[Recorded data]
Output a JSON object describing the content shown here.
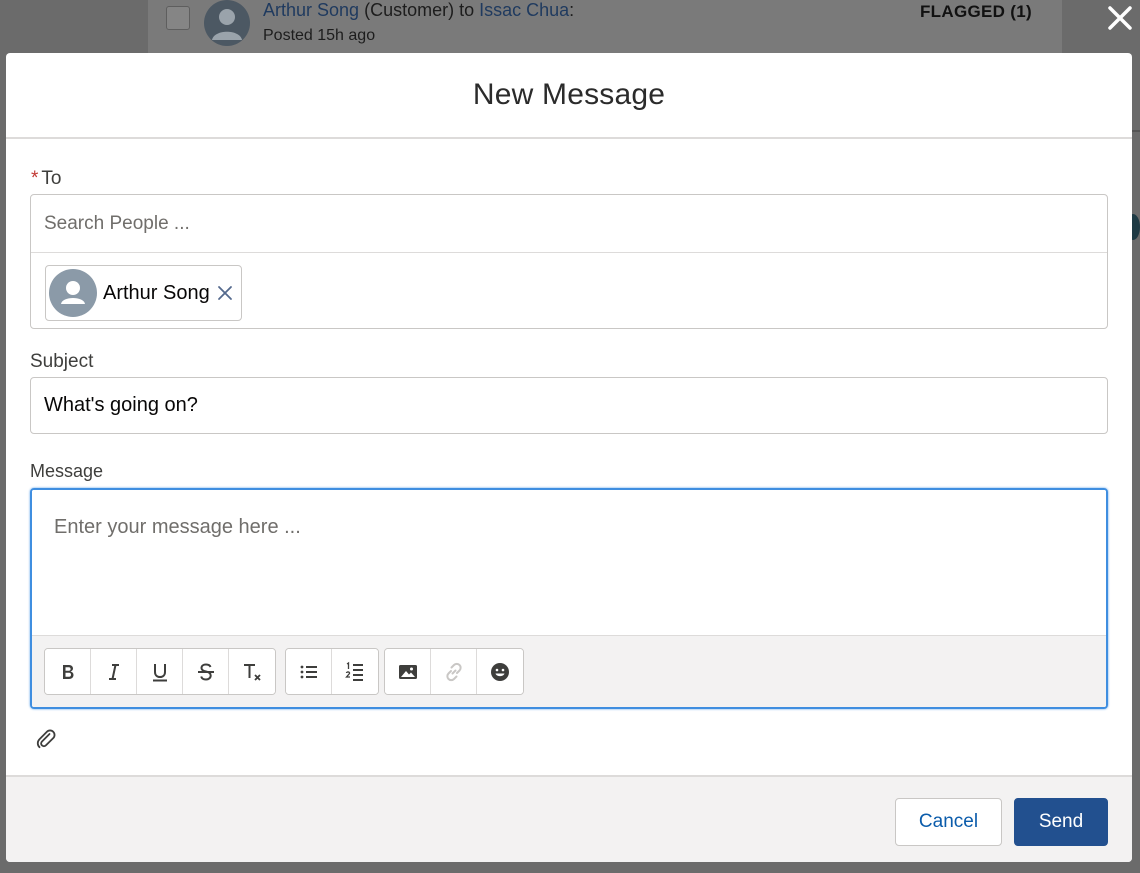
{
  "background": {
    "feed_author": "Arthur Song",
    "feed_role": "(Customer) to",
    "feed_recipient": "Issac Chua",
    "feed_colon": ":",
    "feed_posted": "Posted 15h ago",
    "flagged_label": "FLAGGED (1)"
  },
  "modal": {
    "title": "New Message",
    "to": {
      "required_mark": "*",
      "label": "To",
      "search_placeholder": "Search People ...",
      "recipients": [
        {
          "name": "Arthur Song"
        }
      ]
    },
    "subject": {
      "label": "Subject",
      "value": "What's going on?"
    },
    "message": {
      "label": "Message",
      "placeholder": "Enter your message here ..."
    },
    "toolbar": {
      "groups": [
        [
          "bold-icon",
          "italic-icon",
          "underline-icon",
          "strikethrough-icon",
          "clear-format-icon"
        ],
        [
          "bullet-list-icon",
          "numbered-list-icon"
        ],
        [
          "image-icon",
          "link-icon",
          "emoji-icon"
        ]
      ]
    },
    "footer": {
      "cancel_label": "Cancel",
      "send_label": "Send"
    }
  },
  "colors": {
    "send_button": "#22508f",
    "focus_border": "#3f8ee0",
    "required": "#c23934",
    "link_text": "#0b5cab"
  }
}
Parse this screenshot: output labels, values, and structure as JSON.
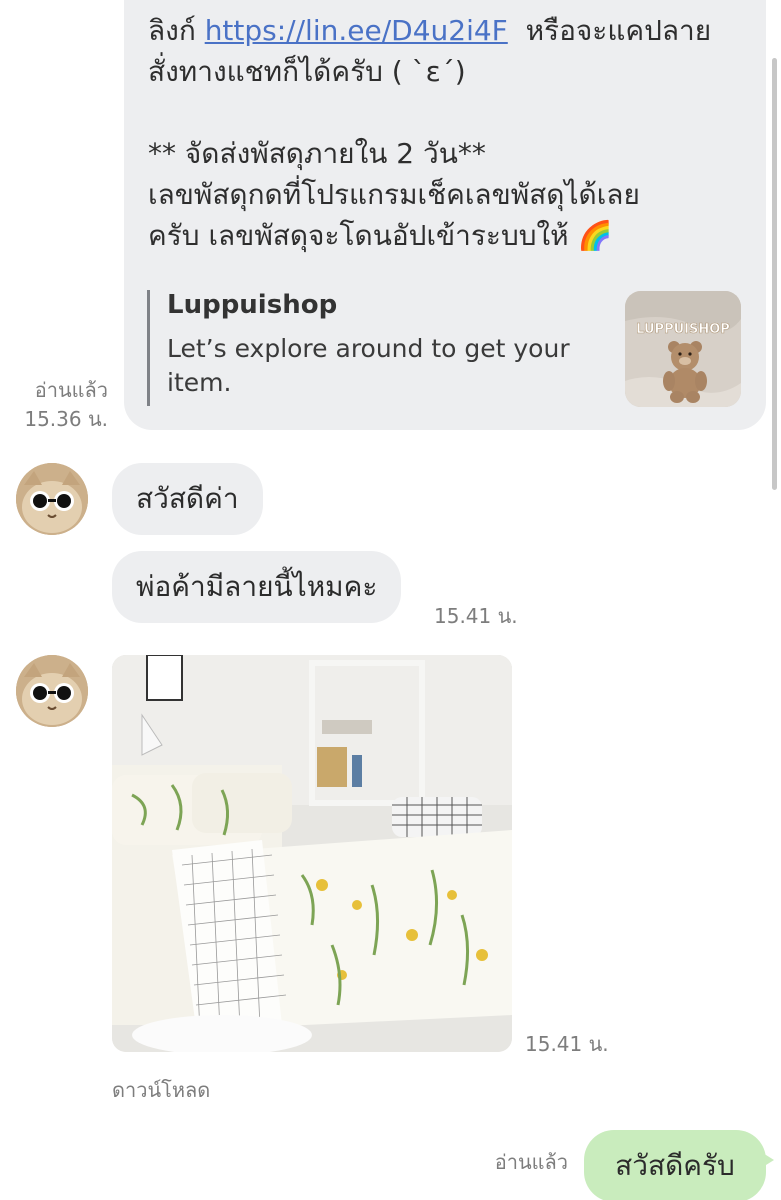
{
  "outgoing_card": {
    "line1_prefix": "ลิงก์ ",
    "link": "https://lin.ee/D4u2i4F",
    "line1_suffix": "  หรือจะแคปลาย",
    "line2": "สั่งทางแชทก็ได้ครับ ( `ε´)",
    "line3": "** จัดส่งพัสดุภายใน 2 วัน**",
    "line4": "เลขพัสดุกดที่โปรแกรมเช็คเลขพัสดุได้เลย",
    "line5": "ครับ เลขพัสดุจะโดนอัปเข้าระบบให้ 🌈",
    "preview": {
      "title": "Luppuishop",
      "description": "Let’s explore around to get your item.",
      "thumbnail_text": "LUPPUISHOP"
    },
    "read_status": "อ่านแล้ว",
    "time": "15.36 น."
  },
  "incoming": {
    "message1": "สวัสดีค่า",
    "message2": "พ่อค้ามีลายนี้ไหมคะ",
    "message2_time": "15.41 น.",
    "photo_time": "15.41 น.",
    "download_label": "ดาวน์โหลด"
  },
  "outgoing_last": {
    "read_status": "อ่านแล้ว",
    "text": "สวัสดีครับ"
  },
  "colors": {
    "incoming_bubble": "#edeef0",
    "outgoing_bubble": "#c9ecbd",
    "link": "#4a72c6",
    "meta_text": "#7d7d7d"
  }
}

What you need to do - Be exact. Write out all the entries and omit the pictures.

Problem solution -
Output a JSON object describing the content shown here.
{
  "background": {
    "feed_author": "Arthur Song",
    "feed_role": "(Customer) to",
    "feed_recipient": "Issac Chua",
    "feed_colon": ":",
    "feed_posted": "Posted 15h ago",
    "flagged_label": "FLAGGED (1)"
  },
  "modal": {
    "title": "New Message",
    "to": {
      "required_mark": "*",
      "label": "To",
      "search_placeholder": "Search People ...",
      "recipients": [
        {
          "name": "Arthur Song"
        }
      ]
    },
    "subject": {
      "label": "Subject",
      "value": "What's going on?"
    },
    "message": {
      "label": "Message",
      "placeholder": "Enter your message here ..."
    },
    "toolbar": {
      "groups": [
        [
          "bold-icon",
          "italic-icon",
          "underline-icon",
          "strikethrough-icon",
          "clear-format-icon"
        ],
        [
          "bullet-list-icon",
          "numbered-list-icon"
        ],
        [
          "image-icon",
          "link-icon",
          "emoji-icon"
        ]
      ]
    },
    "footer": {
      "cancel_label": "Cancel",
      "send_label": "Send"
    }
  },
  "colors": {
    "send_button": "#22508f",
    "focus_border": "#3f8ee0",
    "required": "#c23934",
    "link_text": "#0b5cab"
  }
}
Parse this screenshot: output labels, values, and structure as JSON.
{
  "outgoing_card": {
    "line1_prefix": "ลิงก์ ",
    "link": "https://lin.ee/D4u2i4F",
    "line1_suffix": "  หรือจะแคปลาย",
    "line2": "สั่งทางแชทก็ได้ครับ ( `ε´)",
    "line3": "** จัดส่งพัสดุภายใน 2 วัน**",
    "line4": "เลขพัสดุกดที่โปรแกรมเช็คเลขพัสดุได้เลย",
    "line5": "ครับ เลขพัสดุจะโดนอัปเข้าระบบให้ 🌈",
    "preview": {
      "title": "Luppuishop",
      "description": "Let’s explore around to get your item.",
      "thumbnail_text": "LUPPUISHOP"
    },
    "read_status": "อ่านแล้ว",
    "time": "15.36 น."
  },
  "incoming": {
    "message1": "สวัสดีค่า",
    "message2": "พ่อค้ามีลายนี้ไหมคะ",
    "message2_time": "15.41 น.",
    "photo_time": "15.41 น.",
    "download_label": "ดาวน์โหลด"
  },
  "outgoing_last": {
    "read_status": "อ่านแล้ว",
    "text": "สวัสดีครับ"
  },
  "colors": {
    "incoming_bubble": "#edeef0",
    "outgoing_bubble": "#c9ecbd",
    "link": "#4a72c6",
    "meta_text": "#7d7d7d"
  }
}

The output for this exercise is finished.